Any time one of the world’s leading advertisers speaks, you can bet we’re listening. P&G has armed chief brand officer Marc Pritchard with a $4 billion dollar plus yearly budget to market its cavalcade of brands, and he’s now proclaiming that he will change the rules of TV advertising by nixing the upfronts and negotiating directly with media outlets moving forward.

The brand chief took the stage at the Association of National Advertisers Media and Measurement Conference this week to shake the industry by its shoulders.

And it was not a gentle shake either.

“A better name than the ‘upfronts’ might be the ‘FOMOs. We almost always end up buying too much, but we can buy ‘options’ to return some spending without penalty — and to avoid the open ‘scatter market’ where even higher prices are extremely punishing,” he said. “Buying too much inventory is inefficient at best, and at worst, leads to excess frequency through heavy ad loads in programs — annoying consumers and wasting money. The system must change.”

The consumer-packaged-goods company is a Madison Avenue mainstay and a decades-long driving force in the TV-upfront division. Pritchard said television networks leverage information about client budget forecasts for an advantage in negotiations, and they’ve had enough of it.

“We’ve taken control of when we negotiate and buy TV media,” he said. “To level the playing field, we negotiate directly with as many as possible.”

While Pritchard and P&G look to change the TV ad-buying process, a call to action is being made for streaming TV to deliver a diet of different ads. With more people watching streaming TV, the difficulty in knowing who streams what and where is becoming a bigger frustration for advertisers, the Wall Street Journal reports. As spending increases in the industry, better transparency and visibility is desired from brands.

Speaking of visibility, have you seen the massive amount of live sports on TV these days? Sports were cancelled for months thanks to COVID, but they’ve gotten off the mat during the summer season, dusted themselves off, and are now in full swing.

Take Saturday, for example, where, in a single day you can watch the NBA Conference Finals, the Stanley Cup Finals, the final weekend of MLB, college football, MLS, and if you have some extra time and money in your pocket, boxing and UFC pay per view fights as well. Make sure to go to bed at a reasonable hour, though, because the NFL looms all day Sunday too..

All that live sports is surely a good thing for advertisers, right? Well nothing brings viewers to the screen — and keeps advertisers satisfied — like sports, but viewership during the current reboot has fallen short of advertisers’ expectations, according to a new report from Digiday.

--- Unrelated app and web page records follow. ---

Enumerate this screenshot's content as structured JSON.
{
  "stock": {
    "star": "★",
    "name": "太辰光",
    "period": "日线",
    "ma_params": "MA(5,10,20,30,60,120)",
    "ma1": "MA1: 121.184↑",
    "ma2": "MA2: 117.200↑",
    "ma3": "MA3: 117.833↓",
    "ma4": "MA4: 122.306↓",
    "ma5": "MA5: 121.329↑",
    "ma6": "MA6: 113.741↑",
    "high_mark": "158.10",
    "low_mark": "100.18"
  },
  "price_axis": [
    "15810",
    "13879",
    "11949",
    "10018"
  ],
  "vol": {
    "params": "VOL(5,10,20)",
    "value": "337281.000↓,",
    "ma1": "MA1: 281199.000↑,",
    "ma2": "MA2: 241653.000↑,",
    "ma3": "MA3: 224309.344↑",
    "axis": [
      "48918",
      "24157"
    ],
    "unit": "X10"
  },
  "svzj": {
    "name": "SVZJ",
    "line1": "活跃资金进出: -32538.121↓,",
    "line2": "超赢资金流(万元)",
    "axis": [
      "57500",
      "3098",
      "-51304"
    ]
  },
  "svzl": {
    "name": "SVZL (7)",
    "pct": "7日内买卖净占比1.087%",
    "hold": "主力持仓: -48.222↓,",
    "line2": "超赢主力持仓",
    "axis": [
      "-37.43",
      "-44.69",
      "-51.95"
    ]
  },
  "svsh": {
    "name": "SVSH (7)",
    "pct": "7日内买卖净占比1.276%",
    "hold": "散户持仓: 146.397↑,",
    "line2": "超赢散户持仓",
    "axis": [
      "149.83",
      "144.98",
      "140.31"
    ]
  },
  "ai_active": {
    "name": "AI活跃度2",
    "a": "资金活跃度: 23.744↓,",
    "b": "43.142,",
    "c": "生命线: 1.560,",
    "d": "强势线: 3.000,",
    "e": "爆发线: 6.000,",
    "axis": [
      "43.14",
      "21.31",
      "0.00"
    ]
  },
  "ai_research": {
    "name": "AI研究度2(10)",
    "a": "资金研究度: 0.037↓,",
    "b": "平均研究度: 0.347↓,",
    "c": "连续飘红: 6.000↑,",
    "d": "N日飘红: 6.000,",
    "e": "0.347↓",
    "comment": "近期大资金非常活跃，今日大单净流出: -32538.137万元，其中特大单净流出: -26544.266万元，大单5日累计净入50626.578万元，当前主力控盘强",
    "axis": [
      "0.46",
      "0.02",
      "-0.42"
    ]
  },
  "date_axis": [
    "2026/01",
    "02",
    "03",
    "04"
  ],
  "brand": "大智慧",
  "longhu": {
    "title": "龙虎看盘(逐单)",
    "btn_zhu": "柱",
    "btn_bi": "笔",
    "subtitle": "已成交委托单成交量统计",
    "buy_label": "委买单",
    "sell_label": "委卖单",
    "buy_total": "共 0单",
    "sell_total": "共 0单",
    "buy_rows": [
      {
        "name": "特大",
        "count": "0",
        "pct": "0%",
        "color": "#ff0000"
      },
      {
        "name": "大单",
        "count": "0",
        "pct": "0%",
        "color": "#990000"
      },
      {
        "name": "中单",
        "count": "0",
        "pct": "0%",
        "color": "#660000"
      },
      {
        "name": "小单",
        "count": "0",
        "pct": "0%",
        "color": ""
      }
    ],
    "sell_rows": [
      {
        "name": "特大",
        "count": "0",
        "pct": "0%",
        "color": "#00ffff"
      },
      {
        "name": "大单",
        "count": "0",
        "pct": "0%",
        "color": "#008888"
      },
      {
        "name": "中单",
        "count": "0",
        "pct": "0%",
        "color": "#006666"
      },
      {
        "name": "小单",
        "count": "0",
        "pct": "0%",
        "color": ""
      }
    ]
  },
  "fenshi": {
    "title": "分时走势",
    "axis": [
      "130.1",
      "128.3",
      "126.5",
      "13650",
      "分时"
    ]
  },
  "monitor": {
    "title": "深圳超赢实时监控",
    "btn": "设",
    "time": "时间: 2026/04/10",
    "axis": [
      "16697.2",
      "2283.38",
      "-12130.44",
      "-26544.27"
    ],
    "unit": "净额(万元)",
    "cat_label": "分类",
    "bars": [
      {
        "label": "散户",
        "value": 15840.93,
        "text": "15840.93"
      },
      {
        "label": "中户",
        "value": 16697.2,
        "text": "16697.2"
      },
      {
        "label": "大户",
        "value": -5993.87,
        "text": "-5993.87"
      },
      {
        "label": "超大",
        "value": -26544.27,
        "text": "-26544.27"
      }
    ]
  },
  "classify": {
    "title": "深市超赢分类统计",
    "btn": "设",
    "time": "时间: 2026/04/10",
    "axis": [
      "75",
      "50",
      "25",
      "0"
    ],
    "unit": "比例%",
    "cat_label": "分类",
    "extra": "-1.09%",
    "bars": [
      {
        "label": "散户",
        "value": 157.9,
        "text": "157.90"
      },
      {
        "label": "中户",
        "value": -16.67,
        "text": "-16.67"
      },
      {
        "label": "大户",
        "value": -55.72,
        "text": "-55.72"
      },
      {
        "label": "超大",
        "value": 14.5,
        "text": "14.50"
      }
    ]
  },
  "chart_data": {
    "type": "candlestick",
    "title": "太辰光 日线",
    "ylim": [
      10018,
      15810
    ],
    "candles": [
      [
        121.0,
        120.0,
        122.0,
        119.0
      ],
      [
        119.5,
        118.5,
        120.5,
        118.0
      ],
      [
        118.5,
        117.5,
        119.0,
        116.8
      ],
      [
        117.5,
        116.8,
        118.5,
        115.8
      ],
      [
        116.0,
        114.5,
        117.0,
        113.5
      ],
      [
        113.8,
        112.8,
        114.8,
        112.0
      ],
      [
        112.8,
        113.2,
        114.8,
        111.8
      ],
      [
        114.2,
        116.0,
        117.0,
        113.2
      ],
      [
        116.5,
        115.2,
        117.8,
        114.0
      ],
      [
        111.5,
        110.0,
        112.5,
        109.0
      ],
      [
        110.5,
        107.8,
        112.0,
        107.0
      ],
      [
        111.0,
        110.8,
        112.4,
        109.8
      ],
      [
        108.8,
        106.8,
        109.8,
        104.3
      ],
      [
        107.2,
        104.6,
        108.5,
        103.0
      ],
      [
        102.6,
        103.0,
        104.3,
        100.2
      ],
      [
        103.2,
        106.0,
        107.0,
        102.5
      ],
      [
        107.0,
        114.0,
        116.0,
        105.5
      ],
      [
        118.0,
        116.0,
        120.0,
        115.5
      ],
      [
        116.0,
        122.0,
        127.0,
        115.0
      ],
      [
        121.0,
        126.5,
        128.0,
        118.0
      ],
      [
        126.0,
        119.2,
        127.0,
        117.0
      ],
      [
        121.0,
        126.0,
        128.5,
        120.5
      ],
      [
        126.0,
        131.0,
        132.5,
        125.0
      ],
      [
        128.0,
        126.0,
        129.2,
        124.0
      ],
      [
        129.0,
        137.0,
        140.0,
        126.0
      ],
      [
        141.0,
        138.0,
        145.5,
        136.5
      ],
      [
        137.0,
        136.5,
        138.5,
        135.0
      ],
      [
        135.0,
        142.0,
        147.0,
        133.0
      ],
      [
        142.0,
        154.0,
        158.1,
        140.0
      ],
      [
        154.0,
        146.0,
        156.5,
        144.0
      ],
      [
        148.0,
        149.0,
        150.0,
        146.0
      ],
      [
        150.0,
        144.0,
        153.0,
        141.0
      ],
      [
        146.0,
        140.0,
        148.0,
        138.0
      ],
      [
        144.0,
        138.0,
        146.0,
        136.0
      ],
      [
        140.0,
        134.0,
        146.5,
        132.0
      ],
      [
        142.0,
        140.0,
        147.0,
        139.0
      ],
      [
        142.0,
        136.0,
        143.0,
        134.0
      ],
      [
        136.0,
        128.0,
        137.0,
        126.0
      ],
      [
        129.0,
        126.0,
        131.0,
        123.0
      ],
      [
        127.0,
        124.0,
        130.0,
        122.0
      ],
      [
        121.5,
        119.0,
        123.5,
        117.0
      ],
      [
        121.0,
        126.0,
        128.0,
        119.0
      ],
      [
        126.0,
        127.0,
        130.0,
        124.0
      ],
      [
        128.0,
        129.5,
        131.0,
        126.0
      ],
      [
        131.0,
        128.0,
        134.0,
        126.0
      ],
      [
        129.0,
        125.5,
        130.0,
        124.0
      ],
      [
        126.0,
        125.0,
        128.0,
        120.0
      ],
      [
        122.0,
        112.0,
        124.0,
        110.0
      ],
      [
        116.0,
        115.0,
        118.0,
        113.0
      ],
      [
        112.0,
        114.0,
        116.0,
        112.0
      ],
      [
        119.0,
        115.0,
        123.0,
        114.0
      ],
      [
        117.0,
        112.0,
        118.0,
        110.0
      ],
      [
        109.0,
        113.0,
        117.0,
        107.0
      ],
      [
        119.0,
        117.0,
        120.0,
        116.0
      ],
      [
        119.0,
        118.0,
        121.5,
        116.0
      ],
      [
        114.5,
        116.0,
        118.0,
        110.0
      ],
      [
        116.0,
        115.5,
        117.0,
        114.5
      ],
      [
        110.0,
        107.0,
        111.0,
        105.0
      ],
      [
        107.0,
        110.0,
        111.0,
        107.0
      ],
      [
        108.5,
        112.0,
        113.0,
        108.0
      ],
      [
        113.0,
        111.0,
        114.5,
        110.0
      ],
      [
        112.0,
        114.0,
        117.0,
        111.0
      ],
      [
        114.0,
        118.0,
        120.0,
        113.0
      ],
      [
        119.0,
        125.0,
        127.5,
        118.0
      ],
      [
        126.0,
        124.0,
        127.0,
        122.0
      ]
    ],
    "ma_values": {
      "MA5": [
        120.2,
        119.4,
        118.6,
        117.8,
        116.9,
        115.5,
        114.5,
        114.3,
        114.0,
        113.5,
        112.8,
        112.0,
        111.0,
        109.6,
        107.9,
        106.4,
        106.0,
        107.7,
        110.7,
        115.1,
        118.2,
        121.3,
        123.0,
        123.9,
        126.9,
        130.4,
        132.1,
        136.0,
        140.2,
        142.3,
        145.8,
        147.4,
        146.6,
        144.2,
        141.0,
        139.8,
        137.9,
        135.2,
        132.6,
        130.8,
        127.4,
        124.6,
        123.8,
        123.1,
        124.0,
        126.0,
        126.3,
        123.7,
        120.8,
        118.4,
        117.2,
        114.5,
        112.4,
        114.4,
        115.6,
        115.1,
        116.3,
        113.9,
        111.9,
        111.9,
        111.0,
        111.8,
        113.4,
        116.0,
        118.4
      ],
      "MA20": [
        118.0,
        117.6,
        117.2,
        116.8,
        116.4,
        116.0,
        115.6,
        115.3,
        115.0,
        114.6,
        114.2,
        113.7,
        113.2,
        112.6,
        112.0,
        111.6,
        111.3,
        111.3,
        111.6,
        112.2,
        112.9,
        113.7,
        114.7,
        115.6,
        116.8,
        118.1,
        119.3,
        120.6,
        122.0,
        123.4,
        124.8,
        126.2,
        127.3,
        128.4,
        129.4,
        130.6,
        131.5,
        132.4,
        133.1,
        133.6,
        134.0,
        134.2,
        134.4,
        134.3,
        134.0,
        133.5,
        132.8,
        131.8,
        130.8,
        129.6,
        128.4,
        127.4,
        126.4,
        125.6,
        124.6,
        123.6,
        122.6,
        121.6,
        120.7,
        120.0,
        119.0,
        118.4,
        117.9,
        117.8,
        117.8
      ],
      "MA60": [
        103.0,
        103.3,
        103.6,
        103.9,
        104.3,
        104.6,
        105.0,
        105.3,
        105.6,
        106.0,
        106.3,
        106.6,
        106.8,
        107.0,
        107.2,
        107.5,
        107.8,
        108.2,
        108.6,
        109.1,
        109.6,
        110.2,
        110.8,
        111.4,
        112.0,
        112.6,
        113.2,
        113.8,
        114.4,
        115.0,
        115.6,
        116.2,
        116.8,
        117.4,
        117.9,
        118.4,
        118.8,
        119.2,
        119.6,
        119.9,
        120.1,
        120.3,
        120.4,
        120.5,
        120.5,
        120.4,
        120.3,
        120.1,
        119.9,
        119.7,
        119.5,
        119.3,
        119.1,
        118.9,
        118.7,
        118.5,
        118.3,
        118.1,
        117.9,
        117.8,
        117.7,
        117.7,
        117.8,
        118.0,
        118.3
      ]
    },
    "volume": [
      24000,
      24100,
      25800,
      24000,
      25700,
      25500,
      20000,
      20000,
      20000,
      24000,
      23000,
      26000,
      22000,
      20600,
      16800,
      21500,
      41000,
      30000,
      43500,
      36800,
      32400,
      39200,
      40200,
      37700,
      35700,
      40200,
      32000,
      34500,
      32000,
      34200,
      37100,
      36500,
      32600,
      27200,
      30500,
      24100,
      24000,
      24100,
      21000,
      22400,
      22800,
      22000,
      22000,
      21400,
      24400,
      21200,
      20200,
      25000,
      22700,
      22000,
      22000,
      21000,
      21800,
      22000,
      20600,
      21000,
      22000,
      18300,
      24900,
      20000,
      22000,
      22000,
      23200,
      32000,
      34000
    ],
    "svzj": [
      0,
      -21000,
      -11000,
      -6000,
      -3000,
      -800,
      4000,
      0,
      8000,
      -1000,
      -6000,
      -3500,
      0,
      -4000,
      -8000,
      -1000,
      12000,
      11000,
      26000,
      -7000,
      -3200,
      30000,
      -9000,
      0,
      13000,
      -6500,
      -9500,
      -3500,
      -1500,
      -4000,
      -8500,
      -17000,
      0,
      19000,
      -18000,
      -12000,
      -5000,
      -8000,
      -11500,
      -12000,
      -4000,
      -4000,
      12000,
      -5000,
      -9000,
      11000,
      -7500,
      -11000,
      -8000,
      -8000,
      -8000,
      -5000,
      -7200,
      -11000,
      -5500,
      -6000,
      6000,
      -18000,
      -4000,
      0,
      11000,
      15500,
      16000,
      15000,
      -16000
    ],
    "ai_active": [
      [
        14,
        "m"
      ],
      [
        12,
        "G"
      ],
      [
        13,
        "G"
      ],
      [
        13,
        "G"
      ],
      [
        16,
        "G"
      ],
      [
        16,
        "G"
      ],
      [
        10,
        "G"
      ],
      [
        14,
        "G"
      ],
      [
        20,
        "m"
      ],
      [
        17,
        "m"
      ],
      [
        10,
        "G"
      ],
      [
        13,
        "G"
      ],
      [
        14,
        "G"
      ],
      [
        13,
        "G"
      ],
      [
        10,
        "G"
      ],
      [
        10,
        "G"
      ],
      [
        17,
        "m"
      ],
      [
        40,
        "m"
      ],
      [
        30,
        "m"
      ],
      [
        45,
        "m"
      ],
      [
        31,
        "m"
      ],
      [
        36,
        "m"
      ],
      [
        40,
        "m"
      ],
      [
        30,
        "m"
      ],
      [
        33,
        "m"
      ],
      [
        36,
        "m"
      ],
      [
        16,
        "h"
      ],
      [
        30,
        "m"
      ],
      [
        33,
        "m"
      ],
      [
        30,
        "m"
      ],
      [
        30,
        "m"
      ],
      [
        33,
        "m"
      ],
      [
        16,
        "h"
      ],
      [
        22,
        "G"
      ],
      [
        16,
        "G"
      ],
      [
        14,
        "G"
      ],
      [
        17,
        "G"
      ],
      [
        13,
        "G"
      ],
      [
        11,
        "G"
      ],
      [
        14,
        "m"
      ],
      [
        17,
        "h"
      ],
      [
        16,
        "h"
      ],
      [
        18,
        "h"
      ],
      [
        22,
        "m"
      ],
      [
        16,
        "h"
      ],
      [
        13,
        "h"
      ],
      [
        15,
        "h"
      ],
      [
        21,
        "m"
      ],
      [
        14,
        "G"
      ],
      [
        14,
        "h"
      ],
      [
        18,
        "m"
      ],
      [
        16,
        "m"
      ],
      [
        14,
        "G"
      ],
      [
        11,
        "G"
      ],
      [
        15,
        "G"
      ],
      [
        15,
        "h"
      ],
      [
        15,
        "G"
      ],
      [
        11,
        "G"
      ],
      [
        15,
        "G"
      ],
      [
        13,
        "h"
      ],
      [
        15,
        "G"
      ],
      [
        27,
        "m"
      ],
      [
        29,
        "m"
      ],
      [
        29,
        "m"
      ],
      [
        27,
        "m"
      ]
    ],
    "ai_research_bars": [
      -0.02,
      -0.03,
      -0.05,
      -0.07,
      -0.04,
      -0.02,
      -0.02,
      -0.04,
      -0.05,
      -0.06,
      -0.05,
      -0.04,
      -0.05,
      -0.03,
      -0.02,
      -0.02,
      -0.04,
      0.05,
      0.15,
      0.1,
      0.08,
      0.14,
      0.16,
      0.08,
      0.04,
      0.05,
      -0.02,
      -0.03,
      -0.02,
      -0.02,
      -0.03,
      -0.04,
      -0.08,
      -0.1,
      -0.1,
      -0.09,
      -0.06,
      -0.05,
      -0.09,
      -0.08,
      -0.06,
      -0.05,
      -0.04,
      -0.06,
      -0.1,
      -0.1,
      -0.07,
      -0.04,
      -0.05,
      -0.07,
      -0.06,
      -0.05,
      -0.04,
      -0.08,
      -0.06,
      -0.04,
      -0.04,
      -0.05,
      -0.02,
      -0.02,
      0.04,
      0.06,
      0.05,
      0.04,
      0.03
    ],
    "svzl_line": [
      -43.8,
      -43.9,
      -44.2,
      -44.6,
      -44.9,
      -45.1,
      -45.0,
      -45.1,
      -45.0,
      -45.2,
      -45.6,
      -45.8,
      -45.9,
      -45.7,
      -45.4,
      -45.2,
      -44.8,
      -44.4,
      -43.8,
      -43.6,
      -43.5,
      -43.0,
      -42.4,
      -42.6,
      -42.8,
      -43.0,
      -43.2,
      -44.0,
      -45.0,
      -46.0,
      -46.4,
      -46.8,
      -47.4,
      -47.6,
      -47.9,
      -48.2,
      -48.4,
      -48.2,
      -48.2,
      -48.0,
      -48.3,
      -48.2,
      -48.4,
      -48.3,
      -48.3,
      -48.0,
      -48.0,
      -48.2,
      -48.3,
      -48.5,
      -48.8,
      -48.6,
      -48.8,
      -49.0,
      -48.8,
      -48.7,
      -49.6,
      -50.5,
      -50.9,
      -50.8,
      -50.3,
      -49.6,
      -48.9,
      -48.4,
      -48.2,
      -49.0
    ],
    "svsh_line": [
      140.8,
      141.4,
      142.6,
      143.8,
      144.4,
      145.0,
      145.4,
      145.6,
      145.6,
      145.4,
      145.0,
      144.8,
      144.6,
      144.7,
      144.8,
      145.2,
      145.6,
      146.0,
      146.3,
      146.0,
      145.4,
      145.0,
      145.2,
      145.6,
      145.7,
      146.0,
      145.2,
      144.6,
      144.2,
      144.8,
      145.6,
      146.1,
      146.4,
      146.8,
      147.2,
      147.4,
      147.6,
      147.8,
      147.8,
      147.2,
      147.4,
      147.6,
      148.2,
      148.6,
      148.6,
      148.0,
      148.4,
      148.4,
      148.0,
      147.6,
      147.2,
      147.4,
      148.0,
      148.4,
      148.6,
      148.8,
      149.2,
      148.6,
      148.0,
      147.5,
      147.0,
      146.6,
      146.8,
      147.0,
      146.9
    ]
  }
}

On the other side of the table (literally), the upstart legalized sports betting sector continues to proliferate. So much so, that Sinclair just hired J.R. McCabe to oversee gaming ahead of its push into sports betting. The media conglomerate wants to generate more revenue from the regional sports networks it bought from Walt Disney last year by leaning into gambling. The broadcast station network is looking to “monetize the myriad opportunities the company has to drive future growth.”